_Task item_.
Give every line below again, exactly.
[Start of section]
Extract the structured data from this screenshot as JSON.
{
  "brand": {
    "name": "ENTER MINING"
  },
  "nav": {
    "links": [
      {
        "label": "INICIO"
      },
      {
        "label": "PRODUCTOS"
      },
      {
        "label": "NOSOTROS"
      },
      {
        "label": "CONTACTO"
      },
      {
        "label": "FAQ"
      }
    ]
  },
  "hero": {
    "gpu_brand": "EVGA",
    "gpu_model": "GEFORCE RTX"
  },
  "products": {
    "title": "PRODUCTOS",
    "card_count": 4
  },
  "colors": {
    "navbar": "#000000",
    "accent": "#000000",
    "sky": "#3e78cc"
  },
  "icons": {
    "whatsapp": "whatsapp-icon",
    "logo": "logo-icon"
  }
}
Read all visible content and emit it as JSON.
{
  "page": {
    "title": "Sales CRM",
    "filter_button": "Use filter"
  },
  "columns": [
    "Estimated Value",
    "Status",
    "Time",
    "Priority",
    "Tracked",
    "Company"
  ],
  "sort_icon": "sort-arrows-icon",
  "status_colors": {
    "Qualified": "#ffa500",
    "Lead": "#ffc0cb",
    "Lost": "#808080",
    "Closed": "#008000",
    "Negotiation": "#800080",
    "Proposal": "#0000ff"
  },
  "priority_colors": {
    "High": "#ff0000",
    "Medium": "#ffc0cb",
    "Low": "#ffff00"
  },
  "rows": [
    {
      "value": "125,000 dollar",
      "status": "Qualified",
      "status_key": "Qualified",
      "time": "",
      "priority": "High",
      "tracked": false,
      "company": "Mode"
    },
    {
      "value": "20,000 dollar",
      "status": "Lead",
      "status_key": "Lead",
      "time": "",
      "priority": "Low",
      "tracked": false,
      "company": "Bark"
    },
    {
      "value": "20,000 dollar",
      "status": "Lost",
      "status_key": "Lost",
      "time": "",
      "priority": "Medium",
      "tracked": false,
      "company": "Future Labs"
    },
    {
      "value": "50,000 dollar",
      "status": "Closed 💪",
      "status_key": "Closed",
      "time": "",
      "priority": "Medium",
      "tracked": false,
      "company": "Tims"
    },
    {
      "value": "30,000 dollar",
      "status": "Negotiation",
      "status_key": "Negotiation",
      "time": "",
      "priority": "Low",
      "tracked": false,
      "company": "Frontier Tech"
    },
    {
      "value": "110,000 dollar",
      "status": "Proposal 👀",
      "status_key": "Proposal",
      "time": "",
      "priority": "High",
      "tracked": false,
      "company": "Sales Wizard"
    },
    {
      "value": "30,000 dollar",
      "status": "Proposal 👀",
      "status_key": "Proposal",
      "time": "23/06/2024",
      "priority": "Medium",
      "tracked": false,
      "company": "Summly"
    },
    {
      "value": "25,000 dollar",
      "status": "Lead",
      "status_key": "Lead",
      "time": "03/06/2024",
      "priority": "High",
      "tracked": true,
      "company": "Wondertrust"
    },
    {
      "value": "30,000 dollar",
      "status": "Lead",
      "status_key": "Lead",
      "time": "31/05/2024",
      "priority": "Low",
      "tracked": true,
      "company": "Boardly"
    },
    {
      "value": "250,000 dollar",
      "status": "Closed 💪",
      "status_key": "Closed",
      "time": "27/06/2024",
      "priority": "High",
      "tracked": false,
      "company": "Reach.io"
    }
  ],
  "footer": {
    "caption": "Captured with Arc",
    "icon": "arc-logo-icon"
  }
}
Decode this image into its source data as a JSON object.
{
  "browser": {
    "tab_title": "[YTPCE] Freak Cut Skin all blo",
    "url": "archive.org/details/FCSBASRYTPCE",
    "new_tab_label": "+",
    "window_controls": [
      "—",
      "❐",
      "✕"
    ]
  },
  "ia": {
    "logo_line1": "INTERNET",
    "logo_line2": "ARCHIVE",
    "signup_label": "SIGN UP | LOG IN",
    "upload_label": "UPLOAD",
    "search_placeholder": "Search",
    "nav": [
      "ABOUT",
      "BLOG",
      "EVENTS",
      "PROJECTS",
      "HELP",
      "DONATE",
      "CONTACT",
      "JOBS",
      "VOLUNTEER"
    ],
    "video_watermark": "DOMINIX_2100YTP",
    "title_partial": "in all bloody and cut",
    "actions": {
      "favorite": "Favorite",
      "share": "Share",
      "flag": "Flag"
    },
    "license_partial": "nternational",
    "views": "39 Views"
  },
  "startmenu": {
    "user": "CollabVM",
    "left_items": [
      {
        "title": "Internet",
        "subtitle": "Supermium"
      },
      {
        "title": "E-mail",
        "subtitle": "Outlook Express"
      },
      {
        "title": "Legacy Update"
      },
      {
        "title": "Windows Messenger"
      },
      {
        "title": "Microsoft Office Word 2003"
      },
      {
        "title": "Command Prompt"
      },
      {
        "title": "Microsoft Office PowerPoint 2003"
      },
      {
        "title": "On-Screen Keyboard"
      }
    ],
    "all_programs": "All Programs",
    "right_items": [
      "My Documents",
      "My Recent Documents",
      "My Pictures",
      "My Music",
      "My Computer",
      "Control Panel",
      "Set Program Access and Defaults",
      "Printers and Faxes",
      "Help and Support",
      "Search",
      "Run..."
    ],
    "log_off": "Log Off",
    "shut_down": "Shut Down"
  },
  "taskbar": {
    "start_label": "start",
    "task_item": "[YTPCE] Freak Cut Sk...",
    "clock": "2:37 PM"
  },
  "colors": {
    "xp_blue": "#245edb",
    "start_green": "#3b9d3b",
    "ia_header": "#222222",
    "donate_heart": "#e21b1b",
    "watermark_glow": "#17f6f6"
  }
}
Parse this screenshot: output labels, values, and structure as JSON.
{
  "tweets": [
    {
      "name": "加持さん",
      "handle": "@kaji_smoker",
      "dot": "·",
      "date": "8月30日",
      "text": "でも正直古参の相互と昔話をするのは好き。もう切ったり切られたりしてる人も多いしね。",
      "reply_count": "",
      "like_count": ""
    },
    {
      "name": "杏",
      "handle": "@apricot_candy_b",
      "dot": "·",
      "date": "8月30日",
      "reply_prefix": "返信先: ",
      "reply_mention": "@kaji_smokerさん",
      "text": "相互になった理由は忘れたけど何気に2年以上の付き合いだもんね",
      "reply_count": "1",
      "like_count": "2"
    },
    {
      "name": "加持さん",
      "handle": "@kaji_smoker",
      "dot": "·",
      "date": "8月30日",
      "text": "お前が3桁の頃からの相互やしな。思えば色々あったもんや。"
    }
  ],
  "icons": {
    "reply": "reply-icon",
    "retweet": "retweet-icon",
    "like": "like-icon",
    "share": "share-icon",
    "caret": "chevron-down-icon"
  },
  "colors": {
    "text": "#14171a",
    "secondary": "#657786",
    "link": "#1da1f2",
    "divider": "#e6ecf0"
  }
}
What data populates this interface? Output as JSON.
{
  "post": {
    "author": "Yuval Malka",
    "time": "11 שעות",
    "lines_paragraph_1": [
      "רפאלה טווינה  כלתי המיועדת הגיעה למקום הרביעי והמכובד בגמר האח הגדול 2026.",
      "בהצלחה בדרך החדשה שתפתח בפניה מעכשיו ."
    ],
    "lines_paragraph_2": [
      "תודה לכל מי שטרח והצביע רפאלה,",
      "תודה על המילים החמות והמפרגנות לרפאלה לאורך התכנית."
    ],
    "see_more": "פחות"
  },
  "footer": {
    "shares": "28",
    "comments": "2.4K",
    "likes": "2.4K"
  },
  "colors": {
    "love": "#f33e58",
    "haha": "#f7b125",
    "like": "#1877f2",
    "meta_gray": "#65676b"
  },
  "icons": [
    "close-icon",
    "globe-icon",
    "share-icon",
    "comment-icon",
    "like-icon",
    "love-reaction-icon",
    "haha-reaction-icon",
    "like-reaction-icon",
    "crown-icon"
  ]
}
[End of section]
_Reply to the exercise_.
Extract the structured data from this screenshot as JSON.
{
  "brand": {
    "name": "ENTER MINING"
  },
  "nav": {
    "links": [
      {
        "label": "INICIO"
      },
      {
        "label": "PRODUCTOS"
      },
      {
        "label": "NOSOTROS"
      },
      {
        "label": "CONTACTO"
      },
      {
        "label": "FAQ"
      }
    ]
  },
  "hero": {
    "gpu_brand": "EVGA",
    "gpu_model": "GEFORCE RTX"
  },
  "products": {
    "title": "PRODUCTOS",
    "card_count": 4
  },
  "colors": {
    "navbar": "#000000",
    "accent": "#000000",
    "sky": "#3e78cc"
  },
  "icons": {
    "whatsapp": "whatsapp-icon",
    "logo": "logo-icon"
  }
}
Read all visible content and emit it as JSON.
{
  "page": {
    "title": "Sales CRM",
    "filter_button": "Use filter"
  },
  "columns": [
    "Estimated Value",
    "Status",
    "Time",
    "Priority",
    "Tracked",
    "Company"
  ],
  "sort_icon": "sort-arrows-icon",
  "status_colors": {
    "Qualified": "#ffa500",
    "Lead": "#ffc0cb",
    "Lost": "#808080",
    "Closed": "#008000",
    "Negotiation": "#800080",
    "Proposal": "#0000ff"
  },
  "priority_colors": {
    "High": "#ff0000",
    "Medium": "#ffc0cb",
    "Low": "#ffff00"
  },
  "rows": [
    {
      "value": "125,000 dollar",
      "status": "Qualified",
      "status_key": "Qualified",
      "time": "",
      "priority": "High",
      "tracked": false,
      "company": "Mode"
    },
    {
      "value": "20,000 dollar",
      "status": "Lead",
      "status_key": "Lead",
      "time": "",
      "priority": "Low",
      "tracked": false,
      "company": "Bark"
    },
    {
      "value": "20,000 dollar",
      "status": "Lost",
      "status_key": "Lost",
      "time": "",
      "priority": "Medium",
      "tracked": false,
      "company": "Future Labs"
    },
    {
      "value": "50,000 dollar",
      "status": "Closed 💪",
      "status_key": "Closed",
      "time": "",
      "priority": "Medium",
      "tracked": false,
      "company": "Tims"
    },
    {
      "value": "30,000 dollar",
      "status": "Negotiation",
      "status_key": "Negotiation",
      "time": "",
      "priority": "Low",
      "tracked": false,
      "company": "Frontier Tech"
    },
    {
      "value": "110,000 dollar",
      "status": "Proposal 👀",
      "status_key": "Proposal",
      "time": "",
      "priority": "High",
      "tracked": false,
      "company": "Sales Wizard"
    },
    {
      "value": "30,000 dollar",
      "status": "Proposal 👀",
      "status_key": "Proposal",
      "time": "23/06/2024",
      "priority": "Medium",
      "tracked": false,
      "company": "Summly"
    },
    {
      "value": "25,000 dollar",
      "status": "Lead",
      "status_key": "Lead",
      "time": "03/06/2024",
      "priority": "High",
      "tracked": true,
      "company": "Wondertrust"
    },
    {
      "value": "30,000 dollar",
      "status": "Lead",
      "status_key": "Lead",
      "time": "31/05/2024",
      "priority": "Low",
      "tracked": true,
      "company": "Boardly"
    },
    {
      "value": "250,000 dollar",
      "status": "Closed 💪",
      "status_key": "Closed",
      "time": "27/06/2024",
      "priority": "High",
      "tracked": false,
      "company": "Reach.io"
    }
  ],
  "footer": {
    "caption": "Captured with Arc",
    "icon": "arc-logo-icon"
  }
}
Decode this image into its source data as a JSON object.
{
  "browser": {
    "tab_title": "[YTPCE] Freak Cut Skin all blo",
    "url": "archive.org/details/FCSBASRYTPCE",
    "new_tab_label": "+",
    "window_controls": [
      "—",
      "❐",
      "✕"
    ]
  },
  "ia": {
    "logo_line1": "INTERNET",
    "logo_line2": "ARCHIVE",
    "signup_label": "SIGN UP | LOG IN",
    "upload_label": "UPLOAD",
    "search_placeholder": "Search",
    "nav": [
      "ABOUT",
      "BLOG",
      "EVENTS",
      "PROJECTS",
      "HELP",
      "DONATE",
      "CONTACT",
      "JOBS",
      "VOLUNTEER"
    ],
    "video_watermark": "DOMINIX_2100YTP",
    "title_partial": "in all bloody and cut",
    "actions": {
      "favorite": "Favorite",
      "share": "Share",
      "flag": "Flag"
    },
    "license_partial": "nternational",
    "views": "39 Views"
  },
  "startmenu": {
    "user": "CollabVM",
    "left_items": [
      {
        "title": "Internet",
        "subtitle": "Supermium"
      },
      {
        "title": "E-mail",
        "subtitle": "Outlook Express"
      },
      {
        "title": "Legacy Update"
      },
      {
        "title": "Windows Messenger"
      },
      {
        "title": "Microsoft Office Word 2003"
      },
      {
        "title": "Command Prompt"
      },
      {
        "title": "Microsoft Office PowerPoint 2003"
      },
      {
        "title": "On-Screen Keyboard"
      }
    ],
    "all_programs": "All Programs",
    "right_items": [
      "My Documents",
      "My Recent Documents",
      "My Pictures",
      "My Music",
      "My Computer",
      "Control Panel",
      "Set Program Access and Defaults",
      "Printers and Faxes",
      "Help and Support",
      "Search",
      "Run..."
    ],
    "log_off": "Log Off",
    "shut_down": "Shut Down"
  },
  "taskbar": {
    "start_label": "start",
    "task_item": "[YTPCE] Freak Cut Sk...",
    "clock": "2:37 PM"
  },
  "colors": {
    "xp_blue": "#245edb",
    "start_green": "#3b9d3b",
    "ia_header": "#222222",
    "donate_heart": "#e21b1b",
    "watermark_glow": "#17f6f6"
  }
}
Parse this screenshot: output labels, values, and structure as JSON.
{
  "tweets": [
    {
      "name": "加持さん",
      "handle": "@kaji_smoker",
      "dot": "·",
      "date": "8月30日",
      "text": "でも正直古参の相互と昔話をするのは好き。もう切ったり切られたりしてる人も多いしね。",
      "reply_count": "",
      "like_count": ""
    },
    {
      "name": "杏",
      "handle": "@apricot_candy_b",
      "dot": "·",
      "date": "8月30日",
      "reply_prefix": "返信先: ",
      "reply_mention": "@kaji_smokerさん",
      "text": "相互になった理由は忘れたけど何気に2年以上の付き合いだもんね",
      "reply_count": "1",
      "like_count": "2"
    },
    {
      "name": "加持さん",
      "handle": "@kaji_smoker",
      "dot": "·",
      "date": "8月30日",
      "text": "お前が3桁の頃からの相互やしな。思えば色々あったもんや。"
    }
  ],
  "icons": {
    "reply": "reply-icon",
    "retweet": "retweet-icon",
    "like": "like-icon",
    "share": "share-icon",
    "caret": "chevron-down-icon"
  },
  "colors": {
    "text": "#14171a",
    "secondary": "#657786",
    "link": "#1da1f2",
    "divider": "#e6ecf0"
  }
}
What data populates this interface? Output as JSON.
{
  "post": {
    "author": "Yuval Malka",
    "time": "11 שעות",
    "lines_paragraph_1": [
      "רפאלה טווינה  כלתי המיועדת הגיעה למקום הרביעי והמכובד בגמר האח הגדול 2026.",
      "בהצלחה בדרך החדשה שתפתח בפניה מעכשיו ."
    ],
    "lines_paragraph_2": [
      "תודה לכל מי שטרח והצביע רפאלה,",
      "תודה על המילים החמות והמפרגנות לרפאלה לאורך התכנית."
    ],
    "see_more": "פחות"
  },
  "footer": {
    "shares": "28",
    "comments": "2.4K",
    "likes": "2.4K"
  },
  "colors": {
    "love": "#f33e58",
    "haha": "#f7b125",
    "like": "#1877f2",
    "meta_gray": "#65676b"
  },
  "icons": [
    "close-icon",
    "globe-icon",
    "share-icon",
    "comment-icon",
    "like-icon",
    "love-reaction-icon",
    "haha-reaction-icon",
    "like-reaction-icon",
    "crown-icon"
  ]
}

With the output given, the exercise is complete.